Background: Nonsteroidal anti-inflammatory drugs (NSAIDs) are commonly used as perioperative analgesics. Many are currently used off label. Diclofenac is currently licensed for use in children over 1 year of age for the treatment of juvenile rheumatoid arthritis, while ibuprofen is licensed for use in children weighing over 7 kg. The dose and interval in children is currently extrapolated from adult studies, as the pharmacokinetic (PK) and pharmacodynamic (PD) data are lacking in infants.
Methods: A postal questionnaire was sent to members of the Association of Paediatric Anaesthetist of Great Britain and Ireland seeking to clarify members’ prescribing patterns of NSAIDs, especially in infants. Information regarding the choice of NSAIDS, route of administration, lower age limit, dose interval, dose and practice in two specific perioperative contexts (adenotonsillectomy and open heart surgery) was sought.
Results: The response rate was 80%. NSAIDs are used by 86% of responders in infants. Diclofenac is most commonly used intraoperatively (78%); while ibuprofen (73%) was used more frequently postoperatively. NSAIDs are used by 21% of respondents in ICU. Commonest routes of administration were oral (81%) and rectal (80%), rarely intravenously (9%). The commonest dose for diclofena is 1 mg·kg−1 (59%); the dosing schedule employed being 8 hourly in 53% of cases.
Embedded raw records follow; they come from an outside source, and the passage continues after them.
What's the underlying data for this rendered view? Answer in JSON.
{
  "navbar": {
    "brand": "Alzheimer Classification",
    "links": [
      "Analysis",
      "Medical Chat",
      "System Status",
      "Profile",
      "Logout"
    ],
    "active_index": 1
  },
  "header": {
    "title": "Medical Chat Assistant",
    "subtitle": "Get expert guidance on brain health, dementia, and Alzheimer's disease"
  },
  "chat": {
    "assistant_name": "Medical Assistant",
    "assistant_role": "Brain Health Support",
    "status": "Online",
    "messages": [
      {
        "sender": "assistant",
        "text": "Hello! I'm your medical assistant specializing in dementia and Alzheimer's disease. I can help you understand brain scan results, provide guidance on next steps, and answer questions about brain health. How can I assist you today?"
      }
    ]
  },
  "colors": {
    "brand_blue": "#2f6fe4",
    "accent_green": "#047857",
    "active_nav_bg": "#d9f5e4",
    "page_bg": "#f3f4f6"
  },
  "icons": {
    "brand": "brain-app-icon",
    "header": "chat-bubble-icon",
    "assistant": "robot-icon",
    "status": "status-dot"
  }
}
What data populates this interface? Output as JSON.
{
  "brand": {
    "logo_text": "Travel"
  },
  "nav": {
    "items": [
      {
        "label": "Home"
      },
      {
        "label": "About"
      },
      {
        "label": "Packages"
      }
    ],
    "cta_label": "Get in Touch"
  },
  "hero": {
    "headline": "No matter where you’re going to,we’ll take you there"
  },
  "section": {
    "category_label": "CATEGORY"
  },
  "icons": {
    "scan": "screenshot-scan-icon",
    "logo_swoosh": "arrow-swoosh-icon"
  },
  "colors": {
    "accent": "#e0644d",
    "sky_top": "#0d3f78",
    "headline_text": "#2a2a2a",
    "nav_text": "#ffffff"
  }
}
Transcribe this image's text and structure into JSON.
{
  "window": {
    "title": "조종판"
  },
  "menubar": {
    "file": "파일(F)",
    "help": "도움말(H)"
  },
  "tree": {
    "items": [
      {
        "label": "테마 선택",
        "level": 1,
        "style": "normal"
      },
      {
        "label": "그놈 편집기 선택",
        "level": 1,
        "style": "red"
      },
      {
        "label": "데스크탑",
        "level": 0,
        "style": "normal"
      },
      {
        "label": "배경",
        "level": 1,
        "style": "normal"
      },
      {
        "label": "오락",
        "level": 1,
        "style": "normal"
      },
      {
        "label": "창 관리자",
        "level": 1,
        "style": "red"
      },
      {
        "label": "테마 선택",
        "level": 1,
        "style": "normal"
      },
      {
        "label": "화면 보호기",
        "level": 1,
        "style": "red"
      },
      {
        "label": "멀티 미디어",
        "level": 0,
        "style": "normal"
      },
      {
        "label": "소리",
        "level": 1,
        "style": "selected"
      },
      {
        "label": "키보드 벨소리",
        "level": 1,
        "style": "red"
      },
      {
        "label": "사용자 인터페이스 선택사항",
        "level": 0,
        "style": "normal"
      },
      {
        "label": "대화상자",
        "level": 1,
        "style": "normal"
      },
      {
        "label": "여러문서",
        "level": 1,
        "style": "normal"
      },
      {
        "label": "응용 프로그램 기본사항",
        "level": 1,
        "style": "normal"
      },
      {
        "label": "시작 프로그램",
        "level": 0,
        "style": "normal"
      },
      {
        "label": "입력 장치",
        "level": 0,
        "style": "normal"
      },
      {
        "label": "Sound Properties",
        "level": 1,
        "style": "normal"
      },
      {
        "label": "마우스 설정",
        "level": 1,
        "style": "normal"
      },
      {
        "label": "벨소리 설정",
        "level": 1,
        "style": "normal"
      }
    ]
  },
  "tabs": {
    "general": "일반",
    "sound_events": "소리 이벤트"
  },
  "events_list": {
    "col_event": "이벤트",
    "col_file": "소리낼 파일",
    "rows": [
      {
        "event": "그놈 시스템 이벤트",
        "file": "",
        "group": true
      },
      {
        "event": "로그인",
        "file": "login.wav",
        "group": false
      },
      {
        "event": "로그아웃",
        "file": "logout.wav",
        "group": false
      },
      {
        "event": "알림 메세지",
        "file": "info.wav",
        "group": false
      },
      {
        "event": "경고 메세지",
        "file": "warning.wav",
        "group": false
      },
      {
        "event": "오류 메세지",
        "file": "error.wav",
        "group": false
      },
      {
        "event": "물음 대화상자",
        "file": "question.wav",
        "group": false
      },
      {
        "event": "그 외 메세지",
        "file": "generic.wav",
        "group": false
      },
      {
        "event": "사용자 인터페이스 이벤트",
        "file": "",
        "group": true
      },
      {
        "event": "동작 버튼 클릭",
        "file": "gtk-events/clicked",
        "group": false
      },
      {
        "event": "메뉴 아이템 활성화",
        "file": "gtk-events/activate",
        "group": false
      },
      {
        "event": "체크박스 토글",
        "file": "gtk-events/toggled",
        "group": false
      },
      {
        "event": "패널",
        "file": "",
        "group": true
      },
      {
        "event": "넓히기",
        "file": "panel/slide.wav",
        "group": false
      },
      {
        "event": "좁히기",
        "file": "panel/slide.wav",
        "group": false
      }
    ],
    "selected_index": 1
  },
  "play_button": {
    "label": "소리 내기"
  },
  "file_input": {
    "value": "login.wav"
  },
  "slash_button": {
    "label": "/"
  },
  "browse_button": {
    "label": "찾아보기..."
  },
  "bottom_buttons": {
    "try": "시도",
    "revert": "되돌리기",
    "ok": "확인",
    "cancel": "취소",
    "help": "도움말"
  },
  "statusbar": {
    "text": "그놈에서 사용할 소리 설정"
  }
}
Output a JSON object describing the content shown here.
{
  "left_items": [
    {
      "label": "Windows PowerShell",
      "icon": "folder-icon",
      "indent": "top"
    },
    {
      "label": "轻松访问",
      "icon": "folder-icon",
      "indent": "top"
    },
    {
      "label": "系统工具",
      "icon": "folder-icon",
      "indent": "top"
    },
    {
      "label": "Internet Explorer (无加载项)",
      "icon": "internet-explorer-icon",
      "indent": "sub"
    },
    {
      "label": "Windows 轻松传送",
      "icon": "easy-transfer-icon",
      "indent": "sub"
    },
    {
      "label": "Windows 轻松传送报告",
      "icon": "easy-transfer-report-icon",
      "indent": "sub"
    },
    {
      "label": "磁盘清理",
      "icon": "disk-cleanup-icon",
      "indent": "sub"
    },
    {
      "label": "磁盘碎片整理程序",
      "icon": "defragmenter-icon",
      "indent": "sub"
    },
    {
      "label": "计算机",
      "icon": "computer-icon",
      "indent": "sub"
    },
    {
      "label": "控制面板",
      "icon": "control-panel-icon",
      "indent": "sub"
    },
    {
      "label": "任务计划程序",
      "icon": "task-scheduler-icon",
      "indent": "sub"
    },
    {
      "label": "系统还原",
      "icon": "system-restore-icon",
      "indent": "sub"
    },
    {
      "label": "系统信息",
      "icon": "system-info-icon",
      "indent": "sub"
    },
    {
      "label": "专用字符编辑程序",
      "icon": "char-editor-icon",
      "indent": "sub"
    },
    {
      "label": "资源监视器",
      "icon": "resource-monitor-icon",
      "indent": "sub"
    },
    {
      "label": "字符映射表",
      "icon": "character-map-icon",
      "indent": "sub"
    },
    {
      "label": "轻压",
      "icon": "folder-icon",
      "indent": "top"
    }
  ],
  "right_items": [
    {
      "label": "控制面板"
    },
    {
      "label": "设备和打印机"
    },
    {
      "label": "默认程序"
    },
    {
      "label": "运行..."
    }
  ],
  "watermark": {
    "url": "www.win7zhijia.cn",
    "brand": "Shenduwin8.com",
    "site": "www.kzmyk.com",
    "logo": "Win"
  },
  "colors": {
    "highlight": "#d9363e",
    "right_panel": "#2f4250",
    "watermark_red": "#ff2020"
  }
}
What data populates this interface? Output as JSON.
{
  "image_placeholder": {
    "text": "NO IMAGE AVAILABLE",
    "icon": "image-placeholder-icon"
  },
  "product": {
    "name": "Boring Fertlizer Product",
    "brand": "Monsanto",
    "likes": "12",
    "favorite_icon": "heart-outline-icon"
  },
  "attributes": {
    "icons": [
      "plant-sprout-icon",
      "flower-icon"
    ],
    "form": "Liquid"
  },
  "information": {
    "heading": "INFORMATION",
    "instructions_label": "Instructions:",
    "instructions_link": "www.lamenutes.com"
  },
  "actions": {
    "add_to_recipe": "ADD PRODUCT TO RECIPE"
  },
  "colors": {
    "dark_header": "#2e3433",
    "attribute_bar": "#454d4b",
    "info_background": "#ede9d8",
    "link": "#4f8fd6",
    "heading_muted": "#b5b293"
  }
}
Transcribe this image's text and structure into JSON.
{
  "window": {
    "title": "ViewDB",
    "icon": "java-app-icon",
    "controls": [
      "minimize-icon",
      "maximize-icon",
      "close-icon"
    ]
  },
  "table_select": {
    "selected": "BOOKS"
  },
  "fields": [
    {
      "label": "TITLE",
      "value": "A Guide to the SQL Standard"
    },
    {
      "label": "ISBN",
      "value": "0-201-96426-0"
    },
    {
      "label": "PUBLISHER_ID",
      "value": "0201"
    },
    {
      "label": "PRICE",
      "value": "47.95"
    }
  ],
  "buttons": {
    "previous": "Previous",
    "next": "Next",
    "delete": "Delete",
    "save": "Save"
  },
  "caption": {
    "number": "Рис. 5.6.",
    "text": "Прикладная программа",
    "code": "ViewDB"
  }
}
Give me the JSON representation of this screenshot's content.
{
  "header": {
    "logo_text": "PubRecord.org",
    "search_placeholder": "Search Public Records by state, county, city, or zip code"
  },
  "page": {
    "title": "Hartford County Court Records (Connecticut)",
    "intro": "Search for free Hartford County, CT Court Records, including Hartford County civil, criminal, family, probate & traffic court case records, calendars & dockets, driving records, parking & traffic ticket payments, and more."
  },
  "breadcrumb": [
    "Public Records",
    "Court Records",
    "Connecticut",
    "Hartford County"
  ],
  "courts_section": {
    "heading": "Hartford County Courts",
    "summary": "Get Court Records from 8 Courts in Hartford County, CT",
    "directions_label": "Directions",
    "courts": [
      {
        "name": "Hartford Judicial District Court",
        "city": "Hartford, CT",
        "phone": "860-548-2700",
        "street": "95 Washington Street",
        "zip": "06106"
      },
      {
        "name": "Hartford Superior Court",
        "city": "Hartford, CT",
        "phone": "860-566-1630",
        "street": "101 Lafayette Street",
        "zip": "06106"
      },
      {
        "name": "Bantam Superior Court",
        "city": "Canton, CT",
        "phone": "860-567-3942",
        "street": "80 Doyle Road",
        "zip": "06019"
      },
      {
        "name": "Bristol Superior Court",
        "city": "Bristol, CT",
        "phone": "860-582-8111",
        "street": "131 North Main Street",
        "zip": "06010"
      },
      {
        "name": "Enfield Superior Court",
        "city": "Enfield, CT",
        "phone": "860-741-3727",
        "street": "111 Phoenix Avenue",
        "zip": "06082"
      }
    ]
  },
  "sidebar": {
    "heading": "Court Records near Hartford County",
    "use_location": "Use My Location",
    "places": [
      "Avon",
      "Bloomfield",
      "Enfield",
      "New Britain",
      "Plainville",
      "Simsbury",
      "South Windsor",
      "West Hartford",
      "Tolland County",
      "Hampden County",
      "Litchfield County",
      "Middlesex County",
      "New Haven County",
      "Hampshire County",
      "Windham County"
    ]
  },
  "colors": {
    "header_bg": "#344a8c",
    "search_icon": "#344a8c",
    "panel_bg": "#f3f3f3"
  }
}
NSAIDs are used by 57% of responders as part of their analgesic regime for adenotonsillectomies.
Conclusion: Members of the Association of Paediatric Anaesthetists of Great Britain and Ireland commonly prescribe NSAIDs in infants. This is despite the dearth of PK and PD data in this age group.